■ Exercise prompt ■
Count every line of the data that includes "favicon". State only the number.
(Given entries Opens)
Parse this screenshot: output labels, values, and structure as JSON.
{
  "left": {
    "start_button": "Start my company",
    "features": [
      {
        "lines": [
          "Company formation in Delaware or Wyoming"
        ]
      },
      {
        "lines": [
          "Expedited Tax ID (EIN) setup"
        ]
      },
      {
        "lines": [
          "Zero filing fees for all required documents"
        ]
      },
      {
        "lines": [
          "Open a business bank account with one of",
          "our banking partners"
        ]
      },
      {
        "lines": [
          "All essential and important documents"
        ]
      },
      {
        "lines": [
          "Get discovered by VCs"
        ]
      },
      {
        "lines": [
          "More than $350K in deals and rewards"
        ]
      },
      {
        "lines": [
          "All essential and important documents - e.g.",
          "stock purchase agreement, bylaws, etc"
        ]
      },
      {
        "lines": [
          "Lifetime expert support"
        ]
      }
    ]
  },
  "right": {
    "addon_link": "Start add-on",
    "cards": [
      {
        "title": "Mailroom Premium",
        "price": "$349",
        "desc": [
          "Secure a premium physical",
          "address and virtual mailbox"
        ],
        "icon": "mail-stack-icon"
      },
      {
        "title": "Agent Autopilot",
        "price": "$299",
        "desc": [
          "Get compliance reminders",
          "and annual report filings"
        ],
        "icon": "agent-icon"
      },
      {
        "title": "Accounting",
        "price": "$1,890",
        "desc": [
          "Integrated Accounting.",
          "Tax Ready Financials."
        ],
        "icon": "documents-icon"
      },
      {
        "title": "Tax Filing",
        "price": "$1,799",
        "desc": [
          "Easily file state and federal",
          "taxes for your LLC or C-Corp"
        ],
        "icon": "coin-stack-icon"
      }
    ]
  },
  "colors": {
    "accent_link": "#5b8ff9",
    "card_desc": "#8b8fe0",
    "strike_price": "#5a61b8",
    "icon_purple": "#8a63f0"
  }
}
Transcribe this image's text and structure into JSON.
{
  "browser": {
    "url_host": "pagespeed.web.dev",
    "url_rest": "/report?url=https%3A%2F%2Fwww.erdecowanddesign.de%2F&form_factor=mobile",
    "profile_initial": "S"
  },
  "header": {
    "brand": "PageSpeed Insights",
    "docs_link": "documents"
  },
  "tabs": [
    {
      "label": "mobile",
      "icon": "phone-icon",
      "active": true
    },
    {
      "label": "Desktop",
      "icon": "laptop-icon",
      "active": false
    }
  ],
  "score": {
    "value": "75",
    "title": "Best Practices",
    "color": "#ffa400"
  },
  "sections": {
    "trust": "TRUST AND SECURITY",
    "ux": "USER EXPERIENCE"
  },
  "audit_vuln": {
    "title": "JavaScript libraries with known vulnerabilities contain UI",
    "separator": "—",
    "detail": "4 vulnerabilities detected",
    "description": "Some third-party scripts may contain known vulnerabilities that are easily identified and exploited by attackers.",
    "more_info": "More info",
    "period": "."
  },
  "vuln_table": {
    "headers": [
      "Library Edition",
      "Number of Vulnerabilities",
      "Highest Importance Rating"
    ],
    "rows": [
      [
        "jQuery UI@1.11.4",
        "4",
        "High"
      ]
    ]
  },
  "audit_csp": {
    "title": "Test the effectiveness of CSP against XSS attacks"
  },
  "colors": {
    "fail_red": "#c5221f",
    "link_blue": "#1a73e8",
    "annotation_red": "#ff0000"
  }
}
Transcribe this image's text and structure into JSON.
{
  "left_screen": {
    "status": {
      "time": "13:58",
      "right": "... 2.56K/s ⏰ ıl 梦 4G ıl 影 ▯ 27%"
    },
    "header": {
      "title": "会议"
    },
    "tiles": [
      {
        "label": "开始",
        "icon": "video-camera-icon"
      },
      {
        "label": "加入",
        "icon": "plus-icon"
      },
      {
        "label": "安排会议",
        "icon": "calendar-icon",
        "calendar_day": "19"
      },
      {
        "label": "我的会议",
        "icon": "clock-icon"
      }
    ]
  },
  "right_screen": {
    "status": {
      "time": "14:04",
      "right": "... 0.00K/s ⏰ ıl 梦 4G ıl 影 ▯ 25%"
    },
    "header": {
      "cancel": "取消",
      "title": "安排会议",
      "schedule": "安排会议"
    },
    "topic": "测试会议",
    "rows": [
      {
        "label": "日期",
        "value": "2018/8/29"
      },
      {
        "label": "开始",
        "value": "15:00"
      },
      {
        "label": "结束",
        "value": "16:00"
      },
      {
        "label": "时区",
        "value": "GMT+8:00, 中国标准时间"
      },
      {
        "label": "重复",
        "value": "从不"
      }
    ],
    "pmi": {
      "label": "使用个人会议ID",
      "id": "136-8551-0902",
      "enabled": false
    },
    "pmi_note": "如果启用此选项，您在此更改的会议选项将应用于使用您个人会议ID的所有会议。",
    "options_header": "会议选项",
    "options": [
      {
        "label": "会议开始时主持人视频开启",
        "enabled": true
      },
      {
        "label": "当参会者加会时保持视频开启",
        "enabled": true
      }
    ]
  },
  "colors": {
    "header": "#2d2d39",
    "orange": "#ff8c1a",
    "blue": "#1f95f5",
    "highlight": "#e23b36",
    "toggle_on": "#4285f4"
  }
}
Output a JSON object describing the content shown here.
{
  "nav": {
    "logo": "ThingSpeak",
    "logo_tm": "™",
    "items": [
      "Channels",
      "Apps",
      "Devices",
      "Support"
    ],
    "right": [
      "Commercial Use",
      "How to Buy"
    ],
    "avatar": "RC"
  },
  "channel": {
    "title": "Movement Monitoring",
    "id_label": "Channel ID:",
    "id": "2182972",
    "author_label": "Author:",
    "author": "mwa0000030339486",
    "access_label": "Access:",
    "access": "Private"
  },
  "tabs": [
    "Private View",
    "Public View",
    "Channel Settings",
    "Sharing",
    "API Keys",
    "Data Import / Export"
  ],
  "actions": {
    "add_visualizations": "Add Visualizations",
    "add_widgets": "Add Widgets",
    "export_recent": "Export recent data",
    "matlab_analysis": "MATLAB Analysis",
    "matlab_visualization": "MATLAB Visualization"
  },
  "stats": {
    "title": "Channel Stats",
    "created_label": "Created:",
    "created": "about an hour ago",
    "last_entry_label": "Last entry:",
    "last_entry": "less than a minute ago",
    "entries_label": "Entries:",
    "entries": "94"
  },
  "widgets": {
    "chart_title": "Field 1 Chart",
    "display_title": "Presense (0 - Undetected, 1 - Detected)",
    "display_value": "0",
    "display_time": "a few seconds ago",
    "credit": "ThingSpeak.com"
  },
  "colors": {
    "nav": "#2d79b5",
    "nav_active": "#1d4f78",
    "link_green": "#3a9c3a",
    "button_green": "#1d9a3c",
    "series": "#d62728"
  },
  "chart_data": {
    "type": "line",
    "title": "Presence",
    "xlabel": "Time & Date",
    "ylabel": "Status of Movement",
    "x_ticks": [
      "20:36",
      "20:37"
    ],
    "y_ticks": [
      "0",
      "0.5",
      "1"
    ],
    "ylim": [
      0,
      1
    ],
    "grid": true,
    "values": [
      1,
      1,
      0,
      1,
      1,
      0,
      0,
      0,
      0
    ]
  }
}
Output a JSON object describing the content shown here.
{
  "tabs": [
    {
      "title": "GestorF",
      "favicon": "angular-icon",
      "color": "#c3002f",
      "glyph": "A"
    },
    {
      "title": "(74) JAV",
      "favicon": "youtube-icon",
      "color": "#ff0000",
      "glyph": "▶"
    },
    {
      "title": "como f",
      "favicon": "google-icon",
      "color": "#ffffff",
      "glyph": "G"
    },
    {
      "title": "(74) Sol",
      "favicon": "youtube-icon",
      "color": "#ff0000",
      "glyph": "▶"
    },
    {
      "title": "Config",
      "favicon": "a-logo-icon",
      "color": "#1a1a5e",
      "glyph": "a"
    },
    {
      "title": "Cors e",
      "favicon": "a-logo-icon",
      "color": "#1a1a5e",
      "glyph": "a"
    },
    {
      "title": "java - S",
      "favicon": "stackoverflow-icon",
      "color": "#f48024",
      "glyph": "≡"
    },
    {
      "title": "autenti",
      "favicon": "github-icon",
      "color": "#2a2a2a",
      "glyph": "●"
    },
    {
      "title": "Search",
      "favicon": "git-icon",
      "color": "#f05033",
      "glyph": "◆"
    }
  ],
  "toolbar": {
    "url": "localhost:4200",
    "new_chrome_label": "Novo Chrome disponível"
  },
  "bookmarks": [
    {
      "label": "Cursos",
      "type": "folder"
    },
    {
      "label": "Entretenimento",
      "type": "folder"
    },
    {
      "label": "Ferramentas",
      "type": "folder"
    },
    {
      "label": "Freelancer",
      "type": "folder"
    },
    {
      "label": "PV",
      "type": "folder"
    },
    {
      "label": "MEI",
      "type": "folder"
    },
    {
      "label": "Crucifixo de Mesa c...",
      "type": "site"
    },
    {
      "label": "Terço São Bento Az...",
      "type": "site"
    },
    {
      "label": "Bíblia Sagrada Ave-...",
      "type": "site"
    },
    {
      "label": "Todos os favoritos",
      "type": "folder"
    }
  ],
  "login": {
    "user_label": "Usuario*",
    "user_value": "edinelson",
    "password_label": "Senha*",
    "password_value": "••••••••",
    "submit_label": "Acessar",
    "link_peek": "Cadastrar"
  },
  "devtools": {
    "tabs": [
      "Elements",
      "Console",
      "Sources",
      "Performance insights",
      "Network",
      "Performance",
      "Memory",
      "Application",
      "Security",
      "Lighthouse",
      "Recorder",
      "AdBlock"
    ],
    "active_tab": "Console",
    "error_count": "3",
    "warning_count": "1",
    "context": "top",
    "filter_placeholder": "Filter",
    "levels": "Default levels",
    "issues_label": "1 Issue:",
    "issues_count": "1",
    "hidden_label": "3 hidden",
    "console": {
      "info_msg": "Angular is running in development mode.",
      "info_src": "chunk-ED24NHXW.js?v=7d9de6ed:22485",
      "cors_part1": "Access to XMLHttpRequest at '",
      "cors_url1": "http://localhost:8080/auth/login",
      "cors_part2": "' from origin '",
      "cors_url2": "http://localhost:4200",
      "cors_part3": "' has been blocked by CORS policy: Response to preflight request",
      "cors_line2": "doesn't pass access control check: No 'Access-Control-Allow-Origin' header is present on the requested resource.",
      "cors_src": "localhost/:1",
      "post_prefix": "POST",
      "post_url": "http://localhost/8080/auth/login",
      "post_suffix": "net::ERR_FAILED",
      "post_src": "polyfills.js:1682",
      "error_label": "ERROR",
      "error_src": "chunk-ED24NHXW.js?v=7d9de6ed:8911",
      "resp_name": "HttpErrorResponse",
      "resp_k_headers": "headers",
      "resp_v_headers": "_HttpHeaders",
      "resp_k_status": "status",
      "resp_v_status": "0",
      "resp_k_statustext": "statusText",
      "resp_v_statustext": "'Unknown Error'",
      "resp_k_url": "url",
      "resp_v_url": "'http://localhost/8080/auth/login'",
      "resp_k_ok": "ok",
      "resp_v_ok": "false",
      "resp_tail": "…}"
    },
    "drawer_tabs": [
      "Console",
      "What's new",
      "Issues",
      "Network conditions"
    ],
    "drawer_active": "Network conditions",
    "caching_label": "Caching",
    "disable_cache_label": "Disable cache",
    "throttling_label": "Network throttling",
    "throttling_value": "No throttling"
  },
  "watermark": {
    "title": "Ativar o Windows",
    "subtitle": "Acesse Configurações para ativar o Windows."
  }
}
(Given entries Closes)
■ Result for this exercise ■
9